I used "aloof" to describe the pieces because the two artists stubbornly avoided addressing anything beyond their own amusement with making the work. The two large cloud sculptures were the epitome of this. The sculptures take no conceptual responsibility - they are in essence simply decorative, or aloof, to any of the more serious responsibilities of art presented in galleries (i.e. to provoke, to question, etc) and the artists justify this by claiming a heightened sense of universal understanding in seeing, in their old, wise age, that life should not be taken so seriously.

Which is fine, people are free to make what they wish, but it reflects poorly on a gallery to champion this when their aim is to represent the DIY art of the young artists; though the sales were high indeed.

cinque said...

In this case, I'm using generosity as opposed to aloofness, by which I mean I see a work in which the artists have made themselves available, they are not hiding behind some sort of highly polished conceptual screen--the work shows their hands and puts right on the surface the markers of how engaged they were with the making of it. It's a little silly and craftsy, which is a vulnerable place to be.

But jonathan is using "aloof" in a different way, to mean something more like "removed from social engagement" (?) Which maybe changes things.

Myself, I no longer demand that sort of rigor in all instances. I don't think this work is making claims big enough to hold it to that standard. It's just a beautiful, aesthetic object whose conceptual territory may lie completely in the realm of aesthetics. That's a legitimate project for artists, even if it's not the one that you or I may be most interested in.

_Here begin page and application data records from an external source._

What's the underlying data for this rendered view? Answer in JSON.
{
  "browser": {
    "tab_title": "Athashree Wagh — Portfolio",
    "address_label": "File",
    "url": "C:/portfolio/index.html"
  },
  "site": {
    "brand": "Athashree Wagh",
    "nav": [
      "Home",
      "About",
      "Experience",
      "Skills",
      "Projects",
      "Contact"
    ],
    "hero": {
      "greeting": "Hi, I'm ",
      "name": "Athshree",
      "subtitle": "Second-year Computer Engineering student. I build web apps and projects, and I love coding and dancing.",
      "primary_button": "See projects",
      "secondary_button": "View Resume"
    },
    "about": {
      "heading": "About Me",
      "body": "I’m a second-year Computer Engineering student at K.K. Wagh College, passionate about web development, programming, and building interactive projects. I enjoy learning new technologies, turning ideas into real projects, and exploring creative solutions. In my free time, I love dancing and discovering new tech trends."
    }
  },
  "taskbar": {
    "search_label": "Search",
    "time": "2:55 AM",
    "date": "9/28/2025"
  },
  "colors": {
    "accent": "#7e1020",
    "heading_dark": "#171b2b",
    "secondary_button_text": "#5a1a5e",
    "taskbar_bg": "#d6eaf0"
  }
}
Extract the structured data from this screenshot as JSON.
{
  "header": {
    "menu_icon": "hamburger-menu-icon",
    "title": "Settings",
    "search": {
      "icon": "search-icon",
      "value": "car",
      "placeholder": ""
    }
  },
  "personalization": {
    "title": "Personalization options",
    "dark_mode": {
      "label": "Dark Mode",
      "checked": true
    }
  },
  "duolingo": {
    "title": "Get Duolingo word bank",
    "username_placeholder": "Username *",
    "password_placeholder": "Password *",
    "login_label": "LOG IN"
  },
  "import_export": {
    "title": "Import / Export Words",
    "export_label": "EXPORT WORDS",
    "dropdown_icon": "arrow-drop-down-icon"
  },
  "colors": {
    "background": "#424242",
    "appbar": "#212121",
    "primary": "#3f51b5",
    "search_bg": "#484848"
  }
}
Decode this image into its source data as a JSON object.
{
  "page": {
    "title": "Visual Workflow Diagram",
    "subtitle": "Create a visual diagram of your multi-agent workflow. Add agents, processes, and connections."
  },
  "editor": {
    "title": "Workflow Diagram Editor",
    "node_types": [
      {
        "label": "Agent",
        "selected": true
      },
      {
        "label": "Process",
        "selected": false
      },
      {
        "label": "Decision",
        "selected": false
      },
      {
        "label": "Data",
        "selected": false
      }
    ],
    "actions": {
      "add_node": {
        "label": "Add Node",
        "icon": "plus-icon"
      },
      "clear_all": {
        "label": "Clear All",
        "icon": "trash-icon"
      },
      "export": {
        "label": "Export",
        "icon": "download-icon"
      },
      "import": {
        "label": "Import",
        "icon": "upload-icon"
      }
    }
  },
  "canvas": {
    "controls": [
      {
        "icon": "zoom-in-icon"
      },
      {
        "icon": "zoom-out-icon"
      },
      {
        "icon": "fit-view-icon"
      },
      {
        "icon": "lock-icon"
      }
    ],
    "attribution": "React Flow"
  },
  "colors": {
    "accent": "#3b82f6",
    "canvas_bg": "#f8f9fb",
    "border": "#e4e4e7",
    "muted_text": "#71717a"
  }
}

By the same token, that's a privileged position, right?--this position to say, "Oh just chill out and take it easy and everything's cool, and we're cool, and it's all just so cool." It's privileged because only certain kinds of artists can afford that space. Other artists have to stay socially engaged. They speak for ideas or for people whose lives literally depend on it.

Jonathan said...

To the contrary Mr Hicks, wrestling with conceptual issues in such a public way as through art places the artist in a very vulnerable position - while creating purely decorative/craft work is possibly the safest and easiest way to entertain oneself.

Without the artist owning up to any intended purpose it is impossible to fail and I would argue these artists are wholly unavailable - whether their hand can be seen in the rough edges of the cut matboard or not. It is necessary to hold artists to a standard of intellectual engagement (for example, why are there rabbit silhouettes cut into the clouds instead of, say, carrots?) if they show their art publicly, regardless of stated intentions.

It would be impossible to critique any art if the artists set the terms for which the work is considered (and set that bar extremely low).

cinque said...

All true, but there have to be levels. An artist's claim is not just in the artist statemtent; it's in the artist's career trajectory, the venue the work is being shown in, and a hundred other variables. I'm going to hold a Tony Oursler at the Guggenheim to a much higher standard than a 10th grader's first portrait at a church talent show. Obviously, the work we're talking about is somewhere between those two extremes. The question is where?

Jonathan said...

I agree, I think I have said as much before, but my expectations for YB are set above those of Radial Cafe or Aurora Coffee - that is to say, I have higher expectations for a gallery which represents Ryan Liccione or closed their last space with a show dealing with the Red Light District.

I'll be interested to see where the gallery goes from here.

Brian Hits. said...

On another note, that dog in those shorts is adorable.